Exercise objective
Search the data for the word "First" and copy every line where it occurs.

Records shown
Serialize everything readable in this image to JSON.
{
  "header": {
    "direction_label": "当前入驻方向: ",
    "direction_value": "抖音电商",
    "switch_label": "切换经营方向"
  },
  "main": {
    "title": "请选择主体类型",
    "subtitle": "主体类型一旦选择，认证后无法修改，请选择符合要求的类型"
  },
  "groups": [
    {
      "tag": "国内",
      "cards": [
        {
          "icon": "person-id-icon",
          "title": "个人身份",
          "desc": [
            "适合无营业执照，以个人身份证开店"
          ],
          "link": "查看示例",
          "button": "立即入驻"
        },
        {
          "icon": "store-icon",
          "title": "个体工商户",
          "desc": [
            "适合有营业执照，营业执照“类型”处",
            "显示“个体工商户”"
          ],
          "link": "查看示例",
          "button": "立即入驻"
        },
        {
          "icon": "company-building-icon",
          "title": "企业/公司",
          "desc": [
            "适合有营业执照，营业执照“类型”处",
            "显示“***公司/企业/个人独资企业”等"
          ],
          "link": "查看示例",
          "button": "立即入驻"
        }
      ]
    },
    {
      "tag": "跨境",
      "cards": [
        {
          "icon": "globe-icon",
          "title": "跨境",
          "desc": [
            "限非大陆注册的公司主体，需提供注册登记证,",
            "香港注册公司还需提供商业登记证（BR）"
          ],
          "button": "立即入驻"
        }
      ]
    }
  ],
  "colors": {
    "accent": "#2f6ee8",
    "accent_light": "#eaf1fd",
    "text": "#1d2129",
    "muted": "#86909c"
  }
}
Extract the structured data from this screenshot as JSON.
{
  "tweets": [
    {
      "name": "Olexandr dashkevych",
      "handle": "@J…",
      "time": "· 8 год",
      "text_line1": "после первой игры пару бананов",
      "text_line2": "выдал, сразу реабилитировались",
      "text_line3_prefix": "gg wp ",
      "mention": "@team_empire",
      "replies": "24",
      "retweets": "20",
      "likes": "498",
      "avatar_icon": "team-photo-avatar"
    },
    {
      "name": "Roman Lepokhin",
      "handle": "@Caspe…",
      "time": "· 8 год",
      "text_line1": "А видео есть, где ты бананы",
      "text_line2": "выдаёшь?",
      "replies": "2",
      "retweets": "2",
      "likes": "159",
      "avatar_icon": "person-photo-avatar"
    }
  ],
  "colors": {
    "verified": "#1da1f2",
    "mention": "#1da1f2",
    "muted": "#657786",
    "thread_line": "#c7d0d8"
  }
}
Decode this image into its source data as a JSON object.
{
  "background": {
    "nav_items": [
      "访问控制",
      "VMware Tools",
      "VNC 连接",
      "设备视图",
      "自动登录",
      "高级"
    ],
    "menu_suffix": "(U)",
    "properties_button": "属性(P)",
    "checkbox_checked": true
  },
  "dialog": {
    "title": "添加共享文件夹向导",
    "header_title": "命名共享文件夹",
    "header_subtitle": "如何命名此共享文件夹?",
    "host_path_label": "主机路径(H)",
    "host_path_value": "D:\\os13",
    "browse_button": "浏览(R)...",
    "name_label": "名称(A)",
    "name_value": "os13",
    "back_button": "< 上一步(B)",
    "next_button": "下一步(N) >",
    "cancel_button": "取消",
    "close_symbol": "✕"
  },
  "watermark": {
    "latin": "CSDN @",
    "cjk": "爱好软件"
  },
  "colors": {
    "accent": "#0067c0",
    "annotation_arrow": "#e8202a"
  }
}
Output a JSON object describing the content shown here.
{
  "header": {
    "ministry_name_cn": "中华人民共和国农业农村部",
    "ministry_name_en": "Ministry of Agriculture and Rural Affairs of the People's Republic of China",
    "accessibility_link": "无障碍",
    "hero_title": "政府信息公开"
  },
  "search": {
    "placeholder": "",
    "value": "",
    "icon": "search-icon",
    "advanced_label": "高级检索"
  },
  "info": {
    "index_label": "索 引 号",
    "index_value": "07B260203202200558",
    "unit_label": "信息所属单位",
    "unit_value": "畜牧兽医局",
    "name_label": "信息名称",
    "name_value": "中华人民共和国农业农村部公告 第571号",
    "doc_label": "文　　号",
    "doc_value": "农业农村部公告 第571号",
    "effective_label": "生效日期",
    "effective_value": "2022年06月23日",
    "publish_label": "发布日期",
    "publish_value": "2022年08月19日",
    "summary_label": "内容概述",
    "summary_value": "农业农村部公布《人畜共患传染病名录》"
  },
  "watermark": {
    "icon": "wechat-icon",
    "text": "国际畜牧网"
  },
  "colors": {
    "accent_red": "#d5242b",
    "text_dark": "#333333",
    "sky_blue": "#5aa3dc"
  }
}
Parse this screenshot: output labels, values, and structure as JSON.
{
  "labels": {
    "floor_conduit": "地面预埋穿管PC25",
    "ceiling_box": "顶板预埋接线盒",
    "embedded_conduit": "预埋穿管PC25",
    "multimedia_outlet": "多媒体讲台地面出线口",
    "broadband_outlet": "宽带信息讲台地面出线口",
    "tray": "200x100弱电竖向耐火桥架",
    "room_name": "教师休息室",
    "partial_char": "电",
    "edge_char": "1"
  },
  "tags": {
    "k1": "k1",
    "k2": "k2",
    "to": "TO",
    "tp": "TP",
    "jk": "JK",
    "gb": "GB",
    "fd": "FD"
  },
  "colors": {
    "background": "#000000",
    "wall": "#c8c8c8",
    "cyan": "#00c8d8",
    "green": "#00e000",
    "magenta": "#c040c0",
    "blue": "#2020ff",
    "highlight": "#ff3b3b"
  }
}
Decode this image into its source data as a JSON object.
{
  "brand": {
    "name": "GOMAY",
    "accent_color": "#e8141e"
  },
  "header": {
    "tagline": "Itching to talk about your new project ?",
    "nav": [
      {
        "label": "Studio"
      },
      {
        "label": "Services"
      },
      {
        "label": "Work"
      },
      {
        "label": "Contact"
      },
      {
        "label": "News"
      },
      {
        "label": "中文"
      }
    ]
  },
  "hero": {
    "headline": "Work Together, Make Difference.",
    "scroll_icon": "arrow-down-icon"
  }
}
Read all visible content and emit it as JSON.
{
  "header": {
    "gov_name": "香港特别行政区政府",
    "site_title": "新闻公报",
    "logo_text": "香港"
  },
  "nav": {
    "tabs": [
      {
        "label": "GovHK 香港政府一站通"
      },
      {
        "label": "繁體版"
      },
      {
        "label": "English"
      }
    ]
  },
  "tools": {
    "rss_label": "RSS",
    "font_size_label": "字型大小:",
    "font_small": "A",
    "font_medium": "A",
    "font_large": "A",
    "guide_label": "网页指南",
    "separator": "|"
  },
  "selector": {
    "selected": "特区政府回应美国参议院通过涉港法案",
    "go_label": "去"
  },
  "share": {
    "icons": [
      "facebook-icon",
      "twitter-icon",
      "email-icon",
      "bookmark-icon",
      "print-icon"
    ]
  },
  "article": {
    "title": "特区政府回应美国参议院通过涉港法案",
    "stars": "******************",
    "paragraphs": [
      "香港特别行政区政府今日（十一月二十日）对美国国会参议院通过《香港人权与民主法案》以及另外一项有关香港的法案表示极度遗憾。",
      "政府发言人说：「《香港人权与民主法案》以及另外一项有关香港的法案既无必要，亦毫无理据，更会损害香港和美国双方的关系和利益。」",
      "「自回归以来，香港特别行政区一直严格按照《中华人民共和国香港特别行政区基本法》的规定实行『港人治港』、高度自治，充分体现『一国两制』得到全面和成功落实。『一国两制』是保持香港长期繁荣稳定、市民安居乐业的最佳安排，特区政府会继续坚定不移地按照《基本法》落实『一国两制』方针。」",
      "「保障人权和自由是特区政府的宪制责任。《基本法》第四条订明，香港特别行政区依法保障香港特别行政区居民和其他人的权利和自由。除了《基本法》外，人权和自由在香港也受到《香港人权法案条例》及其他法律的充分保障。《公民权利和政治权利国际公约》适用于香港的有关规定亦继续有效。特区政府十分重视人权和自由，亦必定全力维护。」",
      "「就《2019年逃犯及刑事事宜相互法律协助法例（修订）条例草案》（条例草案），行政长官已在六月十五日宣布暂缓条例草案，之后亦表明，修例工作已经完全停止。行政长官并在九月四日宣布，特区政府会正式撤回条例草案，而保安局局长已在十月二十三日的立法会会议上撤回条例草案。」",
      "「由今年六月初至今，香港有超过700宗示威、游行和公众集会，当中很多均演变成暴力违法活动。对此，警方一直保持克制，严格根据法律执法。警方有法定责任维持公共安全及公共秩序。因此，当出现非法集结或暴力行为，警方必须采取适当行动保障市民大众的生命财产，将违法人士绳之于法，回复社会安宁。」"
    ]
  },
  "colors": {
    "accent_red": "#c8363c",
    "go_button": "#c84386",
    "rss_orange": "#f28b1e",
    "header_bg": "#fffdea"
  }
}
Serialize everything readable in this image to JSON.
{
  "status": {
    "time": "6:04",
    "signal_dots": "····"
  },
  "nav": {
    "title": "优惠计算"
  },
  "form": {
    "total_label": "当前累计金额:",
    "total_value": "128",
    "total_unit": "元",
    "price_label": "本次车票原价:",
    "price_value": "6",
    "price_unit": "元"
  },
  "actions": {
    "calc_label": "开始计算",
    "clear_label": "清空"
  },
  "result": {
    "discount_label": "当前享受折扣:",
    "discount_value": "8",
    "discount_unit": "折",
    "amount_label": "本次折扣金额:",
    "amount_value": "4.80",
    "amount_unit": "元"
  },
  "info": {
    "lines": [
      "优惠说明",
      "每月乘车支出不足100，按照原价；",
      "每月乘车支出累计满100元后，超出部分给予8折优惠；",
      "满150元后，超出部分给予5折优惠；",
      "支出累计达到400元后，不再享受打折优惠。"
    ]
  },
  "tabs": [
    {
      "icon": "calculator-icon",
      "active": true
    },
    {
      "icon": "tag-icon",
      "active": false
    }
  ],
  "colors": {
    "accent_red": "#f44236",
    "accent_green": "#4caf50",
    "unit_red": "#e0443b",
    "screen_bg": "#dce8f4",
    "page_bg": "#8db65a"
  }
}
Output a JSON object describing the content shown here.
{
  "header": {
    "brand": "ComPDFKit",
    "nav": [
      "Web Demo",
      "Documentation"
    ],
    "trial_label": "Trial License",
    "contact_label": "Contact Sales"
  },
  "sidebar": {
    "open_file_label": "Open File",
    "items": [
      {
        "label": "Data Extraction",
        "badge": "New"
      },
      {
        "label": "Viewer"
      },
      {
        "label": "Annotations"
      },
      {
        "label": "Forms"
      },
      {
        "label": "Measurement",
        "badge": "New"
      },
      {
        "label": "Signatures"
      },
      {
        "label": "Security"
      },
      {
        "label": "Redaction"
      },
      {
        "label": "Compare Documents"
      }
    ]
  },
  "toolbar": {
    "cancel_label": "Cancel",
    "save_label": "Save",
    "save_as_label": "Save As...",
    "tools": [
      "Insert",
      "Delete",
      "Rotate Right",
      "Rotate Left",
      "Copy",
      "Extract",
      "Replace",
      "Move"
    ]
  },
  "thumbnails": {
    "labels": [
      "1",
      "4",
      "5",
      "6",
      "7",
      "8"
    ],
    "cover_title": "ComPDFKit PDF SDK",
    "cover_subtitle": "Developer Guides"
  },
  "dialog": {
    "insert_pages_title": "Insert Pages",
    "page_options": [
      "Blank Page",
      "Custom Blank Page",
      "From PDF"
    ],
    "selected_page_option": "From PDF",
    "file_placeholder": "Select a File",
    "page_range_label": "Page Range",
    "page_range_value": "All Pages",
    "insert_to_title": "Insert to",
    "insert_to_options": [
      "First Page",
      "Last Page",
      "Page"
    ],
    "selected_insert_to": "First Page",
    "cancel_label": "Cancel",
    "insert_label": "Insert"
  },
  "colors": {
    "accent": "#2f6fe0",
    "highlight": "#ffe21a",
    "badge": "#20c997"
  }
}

Answer box
      "First Page",
    "selected_insert_to": "First Page",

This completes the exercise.